Miles defined one of the Reasons for Unnecessary Cost to be the lack of information. Information in this context can also be interpreted as Knowledge. We don’t simply know enough of science to solve problems. Altshuller had his ‘Index of Physical Effects’. He did not only gather the knowledge but also foretold the future. He could see that effects can be controlled by and connected to other effects and thus form more powerful features to products and processes.

We know that there exists over 10 000 effects in the natural sciences of which 4 000 might have useful applications. The number is vast and everyone understands how hard it would be to master all of them or even record them in one paperback. The solution is Information Technology [7]. These software products open huge possibilities even in mature business not to mention the emerging ones. To surf in such an effect database is a fascinating experience. You might sit for hours by your computer just to go from an effect to another.

In Value Analysis we surely improved the products and processes, reduced the costs and added new features. But sometimes we were lacking something we could not express: a really new phenomenon or way of achieving the function. Now we can overcome this handicap and even implement Altshuller’s vision. What a possibility!

We have chances

Once I worked as an UNIDO expert in the Philippines. When visiting a certain plant I met a young Philippine production engineer. We were discussing of suitable projects to improve the plant productivity. The young man showed me a long list of problems he was supposed to work out. I was astonished and worried by such a long list. But the young man was very happy: we have problems to solve and accordingly chances to improve!
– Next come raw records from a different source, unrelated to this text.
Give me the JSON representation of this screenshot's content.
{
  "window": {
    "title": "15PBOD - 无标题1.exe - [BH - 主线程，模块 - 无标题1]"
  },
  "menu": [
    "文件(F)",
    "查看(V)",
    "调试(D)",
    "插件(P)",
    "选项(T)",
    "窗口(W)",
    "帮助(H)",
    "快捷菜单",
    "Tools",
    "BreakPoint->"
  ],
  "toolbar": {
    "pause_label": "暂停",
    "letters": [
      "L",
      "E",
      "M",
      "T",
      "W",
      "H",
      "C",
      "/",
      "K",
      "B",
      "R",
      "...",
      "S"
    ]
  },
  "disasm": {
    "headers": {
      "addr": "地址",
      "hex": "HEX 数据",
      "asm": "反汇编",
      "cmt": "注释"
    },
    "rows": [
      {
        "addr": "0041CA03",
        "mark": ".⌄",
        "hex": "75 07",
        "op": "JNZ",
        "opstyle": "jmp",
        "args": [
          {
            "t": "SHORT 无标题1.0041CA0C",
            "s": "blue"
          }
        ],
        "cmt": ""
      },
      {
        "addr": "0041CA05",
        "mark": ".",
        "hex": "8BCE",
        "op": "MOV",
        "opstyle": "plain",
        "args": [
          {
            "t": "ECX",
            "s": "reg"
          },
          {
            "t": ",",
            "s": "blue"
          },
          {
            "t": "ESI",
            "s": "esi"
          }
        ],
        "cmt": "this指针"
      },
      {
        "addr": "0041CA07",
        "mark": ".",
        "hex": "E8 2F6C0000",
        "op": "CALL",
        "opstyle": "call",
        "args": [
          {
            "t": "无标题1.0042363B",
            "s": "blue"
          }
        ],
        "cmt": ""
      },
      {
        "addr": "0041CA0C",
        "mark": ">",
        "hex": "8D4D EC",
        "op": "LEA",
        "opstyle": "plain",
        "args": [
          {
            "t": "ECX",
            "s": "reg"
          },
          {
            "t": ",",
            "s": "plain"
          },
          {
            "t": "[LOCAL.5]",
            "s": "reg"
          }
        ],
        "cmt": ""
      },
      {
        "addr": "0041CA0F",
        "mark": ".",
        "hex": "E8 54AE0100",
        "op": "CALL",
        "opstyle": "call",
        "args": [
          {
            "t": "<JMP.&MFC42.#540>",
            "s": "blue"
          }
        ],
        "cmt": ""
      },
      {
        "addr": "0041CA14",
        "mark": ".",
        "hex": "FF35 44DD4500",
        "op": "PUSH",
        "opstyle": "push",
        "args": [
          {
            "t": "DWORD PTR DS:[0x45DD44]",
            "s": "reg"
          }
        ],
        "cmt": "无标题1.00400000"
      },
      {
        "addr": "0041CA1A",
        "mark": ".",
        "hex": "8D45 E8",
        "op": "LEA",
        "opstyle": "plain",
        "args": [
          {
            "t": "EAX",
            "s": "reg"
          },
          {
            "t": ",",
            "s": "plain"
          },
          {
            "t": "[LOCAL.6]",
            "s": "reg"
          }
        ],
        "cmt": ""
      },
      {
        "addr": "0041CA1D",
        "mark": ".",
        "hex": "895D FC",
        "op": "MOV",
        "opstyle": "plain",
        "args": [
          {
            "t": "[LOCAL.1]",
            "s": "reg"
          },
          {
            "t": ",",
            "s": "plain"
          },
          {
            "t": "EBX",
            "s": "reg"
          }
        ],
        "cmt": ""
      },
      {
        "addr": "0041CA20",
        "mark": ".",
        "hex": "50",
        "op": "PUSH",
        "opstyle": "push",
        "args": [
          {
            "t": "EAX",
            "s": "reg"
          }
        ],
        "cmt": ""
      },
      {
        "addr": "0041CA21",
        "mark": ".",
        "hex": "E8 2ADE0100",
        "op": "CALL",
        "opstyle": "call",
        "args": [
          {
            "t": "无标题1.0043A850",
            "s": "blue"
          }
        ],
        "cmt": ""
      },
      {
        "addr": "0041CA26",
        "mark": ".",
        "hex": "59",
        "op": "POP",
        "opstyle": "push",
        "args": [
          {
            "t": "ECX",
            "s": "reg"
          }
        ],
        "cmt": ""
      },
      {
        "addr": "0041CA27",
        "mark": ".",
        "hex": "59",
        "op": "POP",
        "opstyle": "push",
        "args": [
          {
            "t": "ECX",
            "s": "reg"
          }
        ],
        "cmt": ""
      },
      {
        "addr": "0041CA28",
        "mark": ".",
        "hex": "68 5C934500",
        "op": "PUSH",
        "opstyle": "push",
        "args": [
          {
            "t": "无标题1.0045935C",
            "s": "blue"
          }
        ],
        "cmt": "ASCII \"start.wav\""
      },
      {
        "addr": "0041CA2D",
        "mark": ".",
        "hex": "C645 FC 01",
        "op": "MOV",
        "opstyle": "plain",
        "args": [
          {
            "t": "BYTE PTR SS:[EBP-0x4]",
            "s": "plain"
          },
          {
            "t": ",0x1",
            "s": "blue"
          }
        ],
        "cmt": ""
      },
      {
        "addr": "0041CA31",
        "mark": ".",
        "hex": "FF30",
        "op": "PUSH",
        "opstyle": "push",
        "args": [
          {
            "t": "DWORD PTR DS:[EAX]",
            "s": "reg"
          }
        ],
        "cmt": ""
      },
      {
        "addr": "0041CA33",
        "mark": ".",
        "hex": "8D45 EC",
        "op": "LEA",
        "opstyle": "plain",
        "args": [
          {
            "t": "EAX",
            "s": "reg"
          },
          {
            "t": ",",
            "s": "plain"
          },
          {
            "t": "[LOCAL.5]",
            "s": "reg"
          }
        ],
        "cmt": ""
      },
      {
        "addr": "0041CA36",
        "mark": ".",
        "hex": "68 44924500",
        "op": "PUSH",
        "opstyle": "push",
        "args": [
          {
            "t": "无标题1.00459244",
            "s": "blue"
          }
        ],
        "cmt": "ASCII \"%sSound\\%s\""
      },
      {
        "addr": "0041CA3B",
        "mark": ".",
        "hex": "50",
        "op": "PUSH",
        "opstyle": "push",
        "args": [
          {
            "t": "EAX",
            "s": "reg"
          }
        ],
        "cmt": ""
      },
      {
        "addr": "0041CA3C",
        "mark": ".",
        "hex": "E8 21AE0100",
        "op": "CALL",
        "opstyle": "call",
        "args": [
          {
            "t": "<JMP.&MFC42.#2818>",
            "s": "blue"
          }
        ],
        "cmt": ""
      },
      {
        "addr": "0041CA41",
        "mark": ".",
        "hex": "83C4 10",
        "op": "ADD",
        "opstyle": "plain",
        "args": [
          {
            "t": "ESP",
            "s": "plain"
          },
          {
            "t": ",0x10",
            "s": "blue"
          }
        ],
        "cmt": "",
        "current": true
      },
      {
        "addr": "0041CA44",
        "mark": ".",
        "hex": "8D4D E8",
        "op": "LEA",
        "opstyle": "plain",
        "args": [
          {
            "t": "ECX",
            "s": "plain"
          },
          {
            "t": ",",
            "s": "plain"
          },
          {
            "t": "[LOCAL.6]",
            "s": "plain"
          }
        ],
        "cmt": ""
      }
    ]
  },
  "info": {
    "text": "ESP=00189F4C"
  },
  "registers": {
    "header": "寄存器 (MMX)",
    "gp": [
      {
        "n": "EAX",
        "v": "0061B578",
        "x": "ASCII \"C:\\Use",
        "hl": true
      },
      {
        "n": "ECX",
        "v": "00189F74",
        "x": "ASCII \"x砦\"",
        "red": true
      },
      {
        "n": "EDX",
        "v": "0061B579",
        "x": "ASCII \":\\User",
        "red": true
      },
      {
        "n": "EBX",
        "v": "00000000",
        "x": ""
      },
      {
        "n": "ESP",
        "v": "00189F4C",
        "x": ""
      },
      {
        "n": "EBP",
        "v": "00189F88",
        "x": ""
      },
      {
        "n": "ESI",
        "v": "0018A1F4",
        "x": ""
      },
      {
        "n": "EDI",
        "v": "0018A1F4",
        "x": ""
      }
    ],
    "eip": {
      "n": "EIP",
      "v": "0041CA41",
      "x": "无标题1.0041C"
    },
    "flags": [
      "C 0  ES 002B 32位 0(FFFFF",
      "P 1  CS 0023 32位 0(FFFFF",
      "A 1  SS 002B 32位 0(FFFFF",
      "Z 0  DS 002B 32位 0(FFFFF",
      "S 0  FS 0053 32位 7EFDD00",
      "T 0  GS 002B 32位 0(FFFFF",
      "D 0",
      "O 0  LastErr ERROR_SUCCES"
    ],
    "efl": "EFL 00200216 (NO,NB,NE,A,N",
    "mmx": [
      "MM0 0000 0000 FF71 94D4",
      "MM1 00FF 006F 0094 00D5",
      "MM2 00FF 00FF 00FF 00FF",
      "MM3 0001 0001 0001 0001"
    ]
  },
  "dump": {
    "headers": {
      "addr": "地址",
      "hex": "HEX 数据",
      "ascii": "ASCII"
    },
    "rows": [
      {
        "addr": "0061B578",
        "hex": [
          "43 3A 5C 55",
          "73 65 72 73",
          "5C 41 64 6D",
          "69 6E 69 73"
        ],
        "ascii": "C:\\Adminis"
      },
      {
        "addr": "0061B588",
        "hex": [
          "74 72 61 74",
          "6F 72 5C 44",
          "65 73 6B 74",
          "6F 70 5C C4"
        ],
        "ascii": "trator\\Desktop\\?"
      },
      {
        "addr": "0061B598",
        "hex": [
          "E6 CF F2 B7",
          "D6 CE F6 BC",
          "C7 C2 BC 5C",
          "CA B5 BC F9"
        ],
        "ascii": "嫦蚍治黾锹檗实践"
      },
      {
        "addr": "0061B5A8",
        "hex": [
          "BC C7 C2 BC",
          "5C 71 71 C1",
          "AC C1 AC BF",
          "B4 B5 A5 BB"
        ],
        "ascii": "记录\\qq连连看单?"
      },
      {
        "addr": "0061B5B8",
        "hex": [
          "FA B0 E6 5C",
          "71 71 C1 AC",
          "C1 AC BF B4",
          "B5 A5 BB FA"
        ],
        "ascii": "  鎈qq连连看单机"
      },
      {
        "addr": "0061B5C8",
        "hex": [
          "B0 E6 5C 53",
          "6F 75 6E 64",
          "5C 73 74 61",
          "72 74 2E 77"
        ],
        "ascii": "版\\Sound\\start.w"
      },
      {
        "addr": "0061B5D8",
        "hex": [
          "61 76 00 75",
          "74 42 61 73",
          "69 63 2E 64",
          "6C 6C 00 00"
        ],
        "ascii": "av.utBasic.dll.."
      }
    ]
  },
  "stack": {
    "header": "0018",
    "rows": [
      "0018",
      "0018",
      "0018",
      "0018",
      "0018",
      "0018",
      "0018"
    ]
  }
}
Maybe we should be happy if and when we can improve TRIZ?

References

1. Altshuller, G.: Creativity as an Exact Science, The Theory of the Solution of Inventive Problems, Gordon and Breach Science Publishers, New York, 1988

2. Altshuller, G.: 40 Principles, TRIZ keys to Technical Innovation, Technical Innovation Center, Worcester, Ma. 1997

3. Ideation International Inc.: Tools of Classical TRIZ, Southfield, MI, 1999

4. Yuri Salamatov: TRIZ: The Right Solution at the Right Time, Insytec B.V. 1999

5. Pentti Soderlin: The Sabotage Model or How To Find the Cause to Difficult And Mysterious Problems. The Case Of Recovery Boiler Compound Tube Corrosion. TRIZ-Journal Oct. 2000.

6. Darrell Mann: Assessing The Accuracy Of The Contradiction Matrix For Recent Mechanical Inventions, TRIZ-Journal, Feb. 2002.

7. Invention Machine Corp.: TechOptimizerTM, version 3.5. Effects module, Boston, Ma.

8. Lawrence D. Miles: Techniques of Value Analysis & Engineering. McGraw-Hill Book Co., London